By now, you have probably heard the news. The New York Jets released Favre on Tuesday, a paperwork shuffle that nevertheless could have significant impact in the NFC North -- if Favre decides to un-retire. (Not that he's ever given us a reason to think he might do that, but....)
By releasing Favre at his request, the Jets nullified the so-called poison pill that previously had eliminated the possibility he could move to an NFC North team. Officially, Favre is now untethered and free to sign with any team if he chooses, with no penalty to either side. Favre had interest in one particular NFC North club last summer. It rhymes with "Binnebota" and we'll get to that in a minute.
Favre said in a statement Tuesday night that "nothing has changed." But he also inserted the dreaded "at this time" clause that gives you every reason to question whether he is 100 percent retired.
Jets general manager Mike Tannenbaum acknowledged that Favre's agent, Bus Cook, has been requesting the move for some time. Previously, Favre had been on the Jets' reserve/retired list and would have been under contract with them if he wanted to play again. For most retired players, that's a moot point because they have no intention of returning.
The Jets' decision to draft USC quarterback Mark Sanchez last weekend makes it unlikely they wanted Favre back. Favre's motivation for asking to be released is clear: To prevent the same situation he faced last summer in Green Bay, where the Packers had the right to determine his final destination.
Here is Favre's statement for all you sentence diagrammers out there.
"Bus and Mike have been talking about this for a while. Nothing has changed. At this time, I am retired and have no intention of returning to football.
I don't even know what else to say about this story. Favre indicated in February that he would need surgery to repair his throwing shoulder if he ever played again. But I'm sorry, I just won't believe he has totally and completely ruled out playing until the 2009 season ends without him on a roster. (And even then, you wonder if he would consider a comeback for 2010. One year at a time, Kevin. One year at a time. Serenity now. Serenity now.)
Why couldn't he just release a statement that says: "I am retired and will not play football again?" Here are my two explanations. Either:
He can't bring himself to admit it.
He's starting to feel the itch.
We all know Favre wanted to play for Minnesota last summer, but the Packers wouldn't trade him there or release him from his contract. Eventually, Green Bay shipped him off to the Jets. Had Favre been in the same situation then that he is now, he could have signed with the Vikings as an unrestricted free agent.

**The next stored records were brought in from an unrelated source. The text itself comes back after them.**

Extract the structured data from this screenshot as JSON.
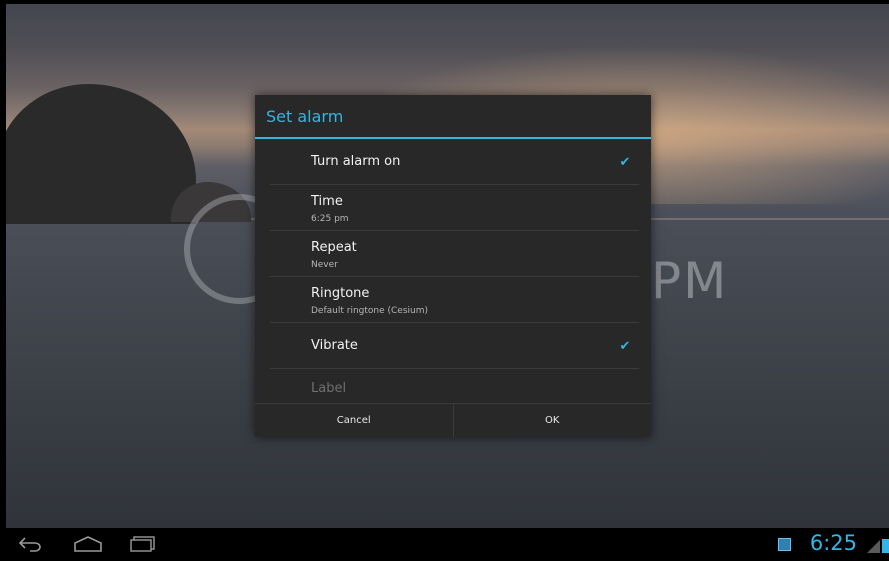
{
  "dialog": {
    "title": "Set alarm",
    "rows": [
      {
        "title": "Turn alarm on",
        "checked": true
      },
      {
        "title": "Time",
        "summary": "6:25 pm"
      },
      {
        "title": "Repeat",
        "summary": "Never"
      },
      {
        "title": "Ringtone",
        "summary": "Default ringtone (Cesium)"
      },
      {
        "title": "Vibrate",
        "checked": true
      },
      {
        "title": "Label"
      }
    ],
    "buttons": {
      "cancel": "Cancel",
      "ok": "OK"
    }
  },
  "background": {
    "clock_suffix": "PM"
  },
  "status_bar": {
    "time": "6:25"
  },
  "icons": {
    "checkbox": "checkbox-checked-icon",
    "nav": [
      "back-icon",
      "home-icon",
      "recent-apps-icon"
    ],
    "status": [
      "sync-icon",
      "signal-icon",
      "battery-icon"
    ]
  },
  "colors": {
    "accent": "#33b5e5",
    "dialog_bg": "#282828"
  }
}
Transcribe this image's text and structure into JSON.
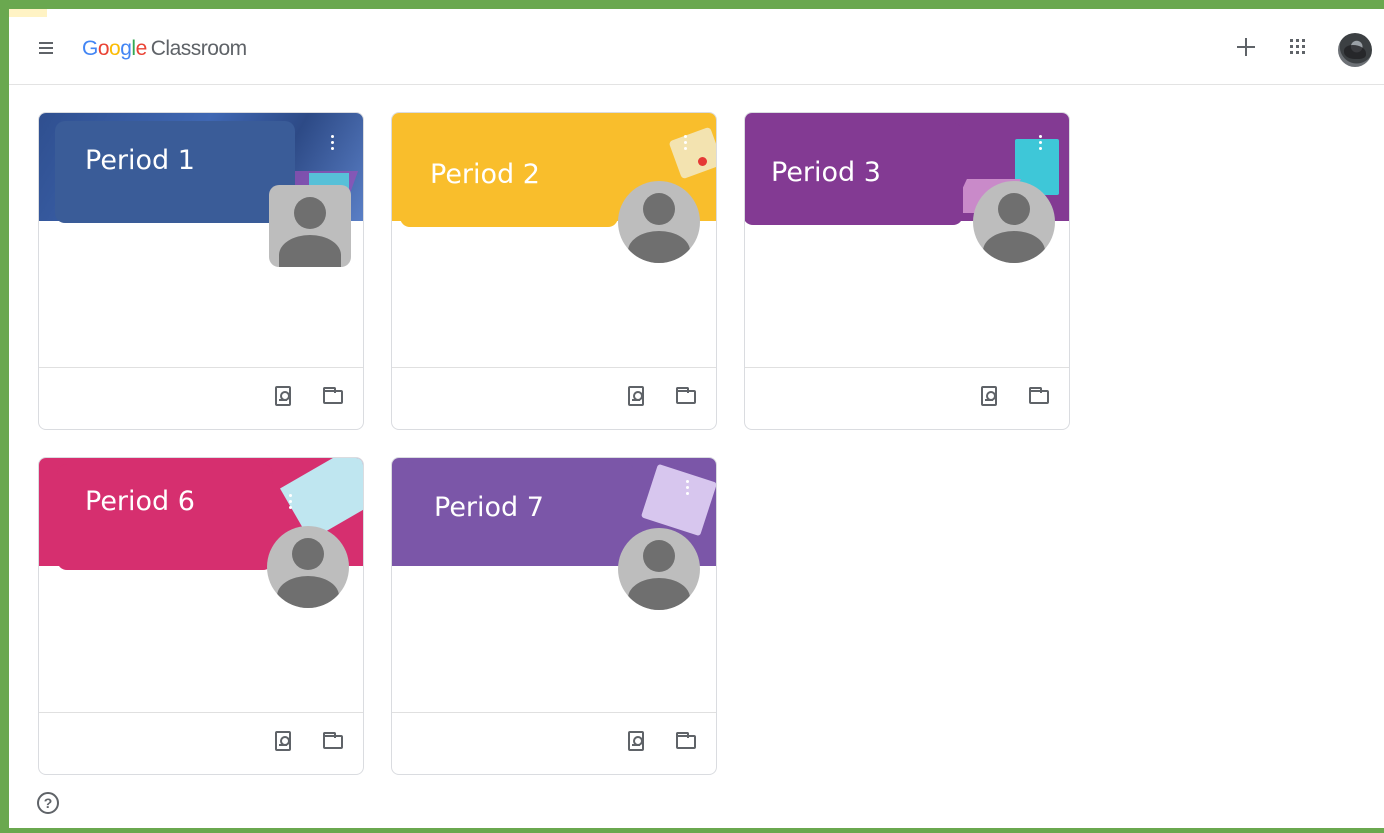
{
  "app": {
    "brand_google": "Google",
    "brand_product": "Classroom"
  },
  "icons": {
    "menu": "menu-icon",
    "create": "plus-icon",
    "apps": "apps-grid-icon",
    "account": "account-avatar",
    "assignments": "assignment-icon",
    "folder": "folder-icon",
    "help": "help-icon"
  },
  "colors": {
    "google_blue": "#4285f4",
    "google_red": "#ea4335",
    "google_yellow": "#fbbc05",
    "google_green": "#34a853",
    "period1": "#3a5c98",
    "period2": "#f9be2c",
    "period3": "#833a93",
    "period6": "#d62f6f",
    "period7": "#7b56a8"
  },
  "classes": [
    {
      "name": "Period 1"
    },
    {
      "name": "Period 2"
    },
    {
      "name": "Period 3"
    },
    {
      "name": "Period 6"
    },
    {
      "name": "Period 7"
    }
  ],
  "help_symbol": "?"
}
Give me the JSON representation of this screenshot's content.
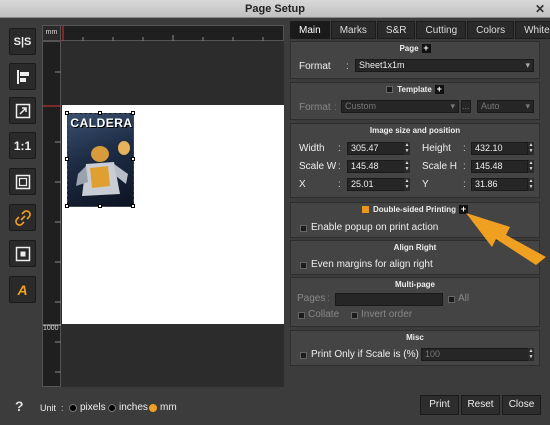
{
  "window": {
    "title": "Page Setup"
  },
  "toolbar": {
    "items": [
      {
        "icon": "split-icon",
        "text": "S|S"
      },
      {
        "icon": "align-left-icon",
        "text": ""
      },
      {
        "icon": "fit-icon",
        "text": ""
      },
      {
        "icon": "actual-size-icon",
        "text": "1:1"
      },
      {
        "icon": "frame-icon",
        "text": ""
      },
      {
        "icon": "link-icon",
        "text": ""
      },
      {
        "icon": "center-icon",
        "text": ""
      },
      {
        "icon": "text-icon",
        "text": "A"
      }
    ]
  },
  "preview": {
    "ruler_unit": "mm",
    "ruler_value": "1000",
    "artwork_title": "CALDERA"
  },
  "tabs": [
    {
      "label": "Main",
      "active": true
    },
    {
      "label": "Marks"
    },
    {
      "label": "S&R"
    },
    {
      "label": "Cutting"
    },
    {
      "label": "Colors"
    },
    {
      "label": "White"
    }
  ],
  "page": {
    "header": "Page",
    "format_label": "Format",
    "format_value": "Sheet1x1m"
  },
  "template": {
    "header": "Template",
    "format_label": "Format",
    "format_value": "Custom",
    "more": "...",
    "orientation": "Auto"
  },
  "size": {
    "header": "Image size and position",
    "width_label": "Width",
    "width": "305.47",
    "height_label": "Height",
    "height": "432.10",
    "scalew_label": "Scale W",
    "scalew": "145.48",
    "scaleh_label": "Scale H",
    "scaleh": "145.48",
    "x_label": "X",
    "x": "25.01",
    "y_label": "Y",
    "y": "31.86"
  },
  "double_sided": {
    "label": "Double-sided Printing",
    "popup_label": "Enable popup on print action"
  },
  "align_right": {
    "header": "Align Right",
    "even_label": "Even margins for align right"
  },
  "multipage": {
    "header": "Multi-page",
    "pages_label": "Pages",
    "all_label": "All",
    "collate_label": "Collate",
    "invert_label": "Invert order"
  },
  "misc": {
    "header": "Misc",
    "print_only_label": "Print Only if Scale is (%)",
    "print_only_value": "100"
  },
  "footer": {
    "help": "?",
    "unit_label": "Unit",
    "units": [
      "pixels",
      "inches",
      "mm"
    ],
    "selected_unit": "mm",
    "print": "Print",
    "reset": "Reset",
    "close": "Close"
  },
  "colors": {
    "accent": "#f0a020",
    "arrow": "#f0a020"
  }
}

The Vikings are planning to pit Tarvaris Jackson and Sage Rosenfels in a training camp competition to be their starting quarterback. Let's just say there's room for a slightly diminished Brett Favre in that group. And as long as Favre continues to lob these "at this time" grenades, it will be hard to completely rule him out of the picture.
As much as some of us might like to.